We are afraid of solitude because there is this constant expectation, from society and ourselves included, to find that perfect partner. You need to find “The One”, only then are you deemed “complete”. Your life is worthless otherwise. I wonder who was the first person who fed this thought into our minds.
The truth is – we can feel complete in so many different ways. Through our platonic friendships, activities, hobbies, work, parents, extended family. But we choose to feel complete only with a partner. Trying to convince ourselves we are not whole on our own.
For the longest time, I wanted to get married, follow the usual societal norms. But in my mind, I would question my motive behind it. Did I want to get married? Or was I interested in getting married because that’s what everyone does? I feel it was the latter. I just wanted to follow the rules set by society for a woman – work, get married before 30, and have children. It took one marriage to make me realize, maybe the time for me was not right back then. I dived into it way too early. Primarily because of pressure. Partly because of confusion.
I hope a day comes when solitude isn’t mistaken for loneliness. They are poles apart.
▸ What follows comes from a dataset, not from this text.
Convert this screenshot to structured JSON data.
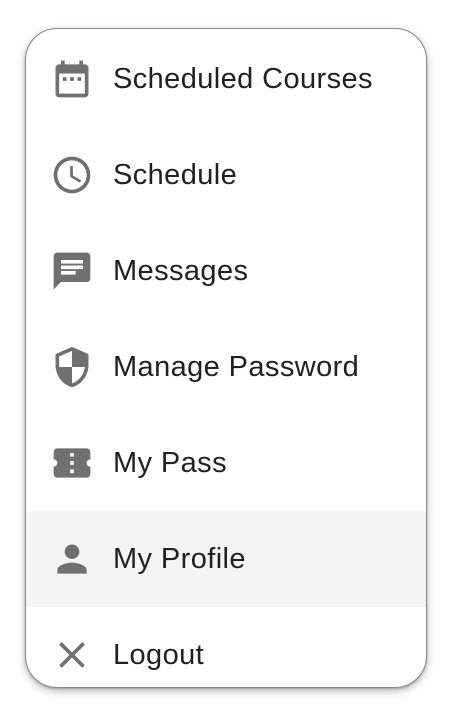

One gives you freedom, the other pain. One gives you peace, the other trauma. One gives you clarity, the other makes you commit blunders out of impatience.
I hope one day, solitude, my sweet misunderstood friend, people give you a fair chance. Find out for themselves that you are not so bad, after all.